Goal of the exercise —
Please tally the lines below that contain the string "title" and reply with that figure only.

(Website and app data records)
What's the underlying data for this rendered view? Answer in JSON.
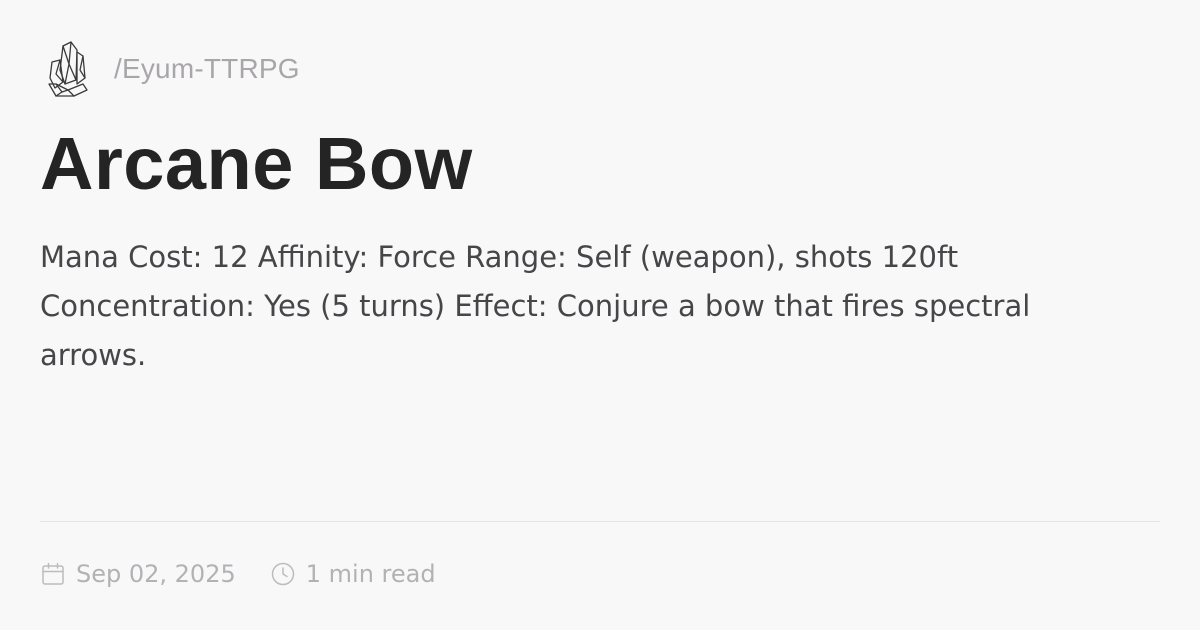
{
  "site": {
    "logo_icon": "crystal-cluster-icon",
    "path": "/Eyum-TTRPG"
  },
  "post": {
    "title": "Arcane Bow",
    "description": "Mana Cost: 12 Affinity: Force Range: Self (weapon), shots 120ft Concentration: Yes (5 turns) Effect: Conjure a bow that fires spectral arrows.",
    "date": "Sep 02, 2025",
    "read_time": "1 min read"
  },
  "icons": {
    "date": "calendar-icon",
    "read_time": "clock-icon"
  },
  "colors": {
    "background": "#f9f8f9",
    "title": "#242424",
    "body_text": "#464548",
    "muted_text": "#a8a6a9",
    "divider": "#e6e4e7"
  }
}
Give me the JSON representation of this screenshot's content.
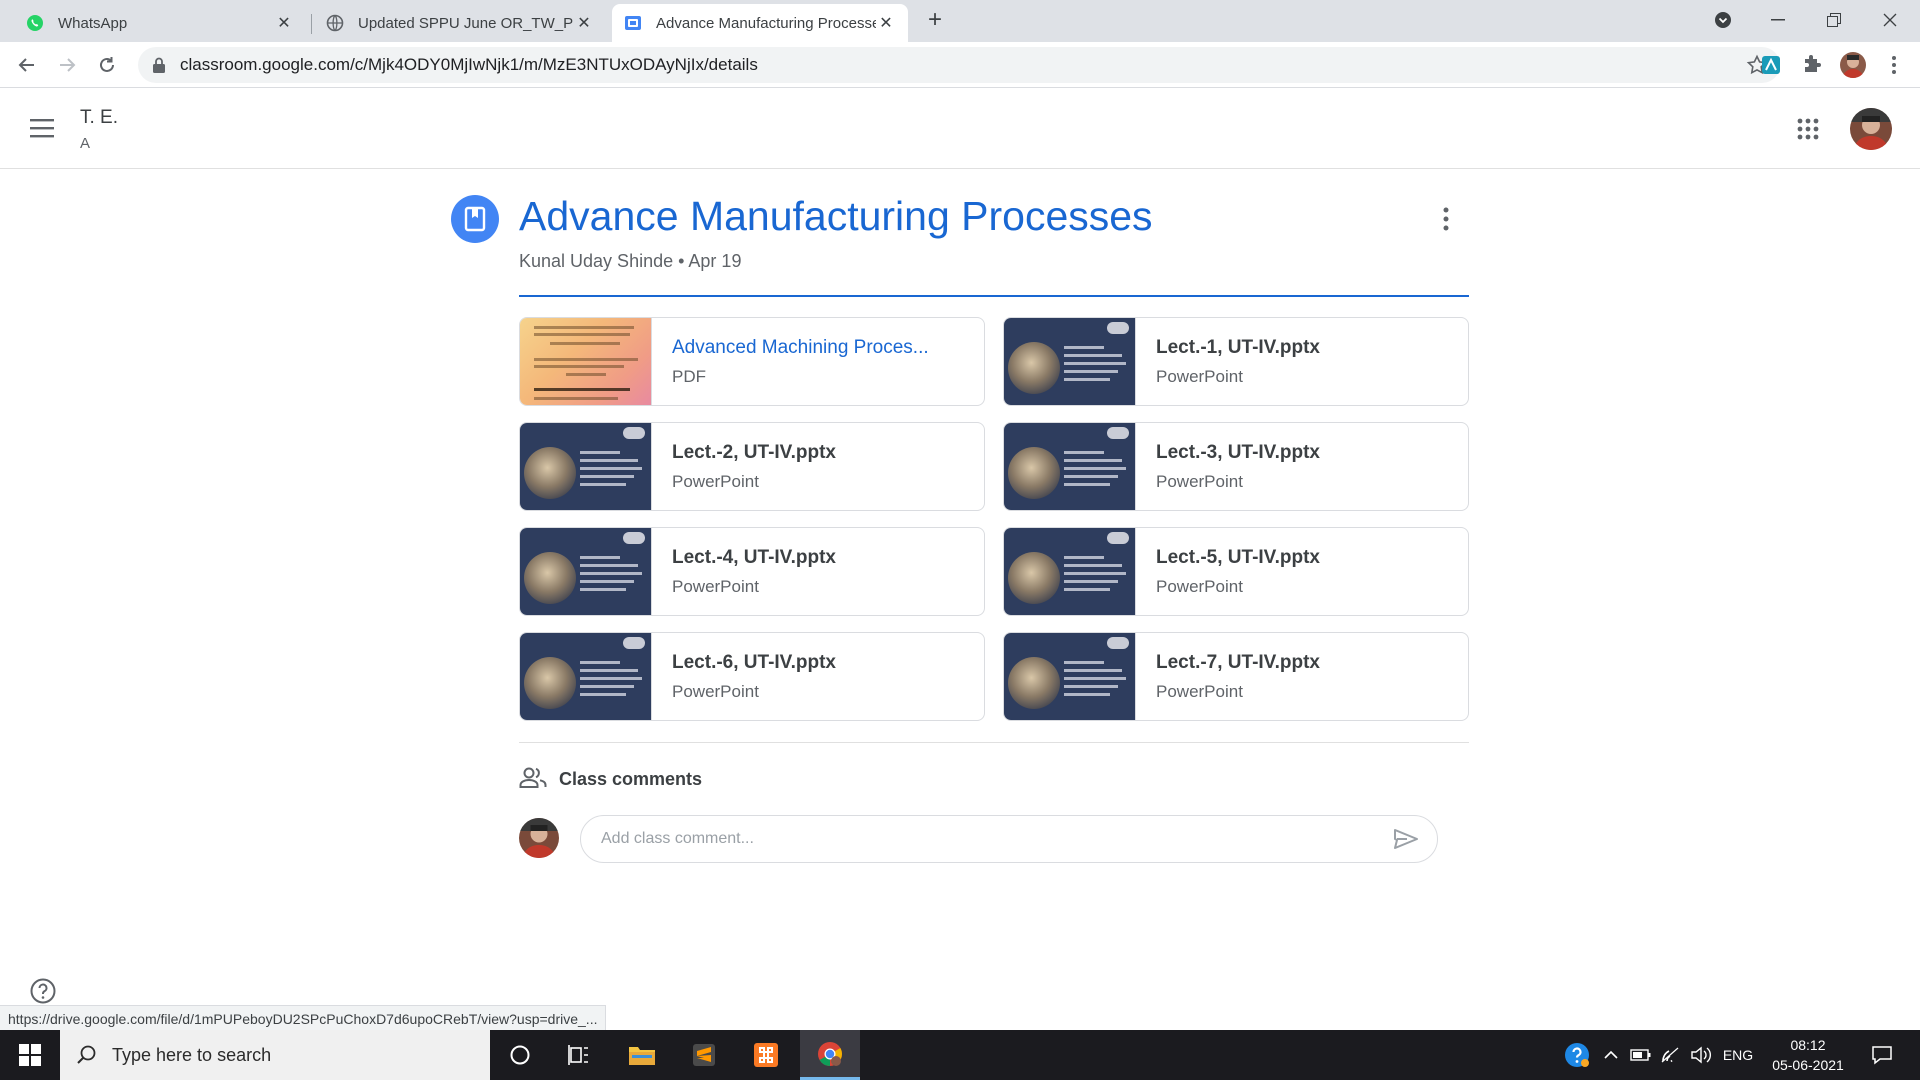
{
  "browser": {
    "tabs": [
      {
        "title": "WhatsApp",
        "active": false
      },
      {
        "title": "Updated SPPU June OR_TW_PR e",
        "active": false
      },
      {
        "title": "Advance Manufacturing Processe",
        "active": true
      }
    ],
    "url": "classroom.google.com/c/Mjk4ODY0MjIwNjk1/m/MzE3NTUxODAyNjIx/details",
    "status_url": "https://drive.google.com/file/d/1mPUPeboyDU2SPcPuChoxD7d6upoCRebT/view?usp=drive_..."
  },
  "classroom": {
    "class_name": "T. E.",
    "section": "A",
    "material": {
      "title": "Advance Manufacturing Processes",
      "meta": "Kunal Uday Shinde • Apr 19"
    },
    "attachments": [
      {
        "name": "Advanced Machining Proces...",
        "type": "PDF",
        "kind": "pdf"
      },
      {
        "name": "Lect.-1, UT-IV.pptx",
        "type": "PowerPoint",
        "kind": "ppt"
      },
      {
        "name": "Lect.-2, UT-IV.pptx",
        "type": "PowerPoint",
        "kind": "ppt"
      },
      {
        "name": "Lect.-3, UT-IV.pptx",
        "type": "PowerPoint",
        "kind": "ppt"
      },
      {
        "name": "Lect.-4, UT-IV.pptx",
        "type": "PowerPoint",
        "kind": "ppt"
      },
      {
        "name": "Lect.-5, UT-IV.pptx",
        "type": "PowerPoint",
        "kind": "ppt"
      },
      {
        "name": "Lect.-6, UT-IV.pptx",
        "type": "PowerPoint",
        "kind": "ppt"
      },
      {
        "name": "Lect.-7, UT-IV.pptx",
        "type": "PowerPoint",
        "kind": "ppt"
      }
    ],
    "comments": {
      "heading": "Class comments",
      "placeholder": "Add class comment..."
    }
  },
  "taskbar": {
    "search_placeholder": "Type here to search",
    "language": "ENG",
    "time": "08:12",
    "date": "05-06-2021"
  },
  "colors": {
    "accent": "#1967d2",
    "assignment_icon": "#4285f4"
  }
}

Exercise output —
6